Emmeline had spent most of the travel riding near the baron. But it was during a break to give horses food and rest she quietly approach her lady in waiting. “Amelie? Can you tell me a little about Lord Arles?”
She said, “the lord is the younger son of the Duke and heir to the Duke’s realm and is just slightly younger than the Baron. He is very much into horsemanship and is a fair soldier. In his youth he was quite the tournament champion. He is married to a commoner from a wealthy merchant family in Breven. Her name is Margarite. They have several children including Maria, Ana, Margot, François, and Louis. Maria is married to a minor noble. Ana serves the Lady Rivanon. Margot is training to be a priestess. Francois and Louis are still very much under age. None are in the line of succession, though their father is.”
She asked, “Anything else?”
“Yes. How can he be in the line of succession? He married a commoner,” Emmeline said.
“He is, but his children are not and will never be. That said, rumor has it he is not interested in the role despite a recent rapprochement with his father,” she said. “The Baron,” Amelie added, “is more likely the choice, but much is in the air as the Baron himself sees himself a soldier, not a politician.”
“What would happen if, for whatever reason, the Duke passes on and Arles does become the next Duke. He could decide to recognize his own children, couldn’t he? I would imagine he could even get support from Thalassa for that.”
Amelie replied, “No. He signed a contract to that matter. We are an aristocracy, but a constitutional one since the days of the Haalkhan invasion. If Lord Arles, as Duke, decided to rescind orders given by his predecessor as a matter of will as opposed to reason, then no agreement, fief, or contract in the realm would stand. I don’t know much about Thalassan internal politics, but I doubt they would interfere, or if they did, they would do so to put in who they want.”
“He signed a contract to that? How very odd,” Emmeline remarked. “I guess he really doesn’t want to become a duke then. Or at least, he takes his personal happiness as a priority over succession. I can only imagine signing a contract like that was some sort of compromise with his father.”
Amelie replied, “An order more accurately.” She added, “Or the marriage would be nullified, the children labeled bastards, and Lord Arles stripped of title and rank.”

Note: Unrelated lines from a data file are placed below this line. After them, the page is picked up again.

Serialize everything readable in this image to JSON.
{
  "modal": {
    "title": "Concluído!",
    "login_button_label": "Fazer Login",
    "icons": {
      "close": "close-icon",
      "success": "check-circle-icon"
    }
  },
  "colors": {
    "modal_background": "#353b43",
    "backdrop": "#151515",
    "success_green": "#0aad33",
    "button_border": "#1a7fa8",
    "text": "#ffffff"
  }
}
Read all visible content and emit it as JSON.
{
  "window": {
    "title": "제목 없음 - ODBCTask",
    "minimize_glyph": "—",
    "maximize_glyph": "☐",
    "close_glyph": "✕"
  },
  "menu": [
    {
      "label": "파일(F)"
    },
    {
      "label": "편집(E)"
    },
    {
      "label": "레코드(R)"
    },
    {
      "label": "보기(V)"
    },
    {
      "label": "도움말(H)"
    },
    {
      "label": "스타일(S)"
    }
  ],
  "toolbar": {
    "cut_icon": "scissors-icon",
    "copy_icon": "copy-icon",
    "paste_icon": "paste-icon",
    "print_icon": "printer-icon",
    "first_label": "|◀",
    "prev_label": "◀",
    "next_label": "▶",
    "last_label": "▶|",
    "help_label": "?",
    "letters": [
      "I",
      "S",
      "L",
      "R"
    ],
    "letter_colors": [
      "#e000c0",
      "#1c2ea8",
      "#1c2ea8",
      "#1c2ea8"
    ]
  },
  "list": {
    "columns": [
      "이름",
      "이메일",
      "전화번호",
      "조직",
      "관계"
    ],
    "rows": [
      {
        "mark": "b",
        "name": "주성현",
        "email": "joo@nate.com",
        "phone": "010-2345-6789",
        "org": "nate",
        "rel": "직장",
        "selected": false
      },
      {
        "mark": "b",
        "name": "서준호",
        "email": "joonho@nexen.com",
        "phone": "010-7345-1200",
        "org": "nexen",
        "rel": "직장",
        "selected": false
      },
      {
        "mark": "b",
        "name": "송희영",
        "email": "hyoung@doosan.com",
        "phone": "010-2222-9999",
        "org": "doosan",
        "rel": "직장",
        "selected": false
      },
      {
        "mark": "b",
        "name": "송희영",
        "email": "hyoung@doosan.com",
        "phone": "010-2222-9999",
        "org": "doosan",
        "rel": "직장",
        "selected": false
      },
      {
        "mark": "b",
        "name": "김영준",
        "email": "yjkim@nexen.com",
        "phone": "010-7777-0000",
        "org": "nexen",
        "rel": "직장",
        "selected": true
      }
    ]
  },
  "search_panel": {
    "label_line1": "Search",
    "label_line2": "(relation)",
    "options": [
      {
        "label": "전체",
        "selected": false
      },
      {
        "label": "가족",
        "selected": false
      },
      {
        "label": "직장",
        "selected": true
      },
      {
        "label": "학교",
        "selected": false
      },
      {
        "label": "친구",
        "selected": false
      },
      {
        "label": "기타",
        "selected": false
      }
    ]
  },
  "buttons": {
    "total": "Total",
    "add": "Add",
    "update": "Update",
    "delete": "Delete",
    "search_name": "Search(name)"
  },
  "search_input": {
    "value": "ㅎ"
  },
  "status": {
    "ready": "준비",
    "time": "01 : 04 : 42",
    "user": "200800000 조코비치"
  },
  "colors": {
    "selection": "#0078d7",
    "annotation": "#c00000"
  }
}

Emmeline gazed over at Lord Arles, watching him give instructions to a horse groom. “Do you feel sorry for him?”
Amelie disagreed, “On no. It is quite a love story. Arles, short for Charles, met Margarite, a gentlewoman of merchant stock who was a lady-in-waiting to a cousin’s wife, at a ball in Cameret I believe — it was love at first sight. This was long before Hugo’s scandal, some 25 years in fact. Although of gentle blood, Margarite is not of a noble line, and the ancient rules regarding marriage with the Eterian noble families can be very strict. Particularly as potential heir to the duchy (Hugo was unmarried at the time), the marriage was deemed unacceptable, but Arles refused to consider any other match, and it is said that he and Margarite began a clandestine affair, mostly via letters and stolen moments together. Isn’t that beautiful?”
“He and his father clashed frequently over this issue, until at last some twenty years ago, shortly after Lady Rivanon was born, the Duke agreed to allow the marriage to take place, although Margarite would have to be Arles’s morganatic wife, meaning that she could never share her husband’s rank or status, even after he became duke, and their children could not succeed. The Duke had great faith in his elder sons. One died without issue, and the other was mired in scandal.”
Amelie cautioned, “Do not feel sorry for Lady Margarite. She has been granted the title Baroness of Derrienport in which her social status improved considerably over what she was born with. But the couple are very happy and had five children.”
“Does he get along with our Baron?” Emmeline asked.
“They are both soldiers. The Baron never lets on his opinions to others without reason. But they did serve together with Captain du Triel in their youth.” she replied.
“Like du Triel’s daughter and El and Typhon and I,” Emmeline said. She looked from Alres to Baron Roland smiling as she thought about some of the parallels they had in their lives.
Turning back to her own horse, she saw that it had finished with water and the feed bag and was attempting to get at some grass. Emmeline chuckled and patted the horses neck as she removed the feed bag and put it away. The break was over and it was time to get moving again.
Amelie nodded, “yes. My mother once adventured with them early on. She and the Baron were and are good friends. I think the Captain, Vorn, Natine, and their priest friend – his name escapes me – were later on. If you need anything else, ma’am, I am here.”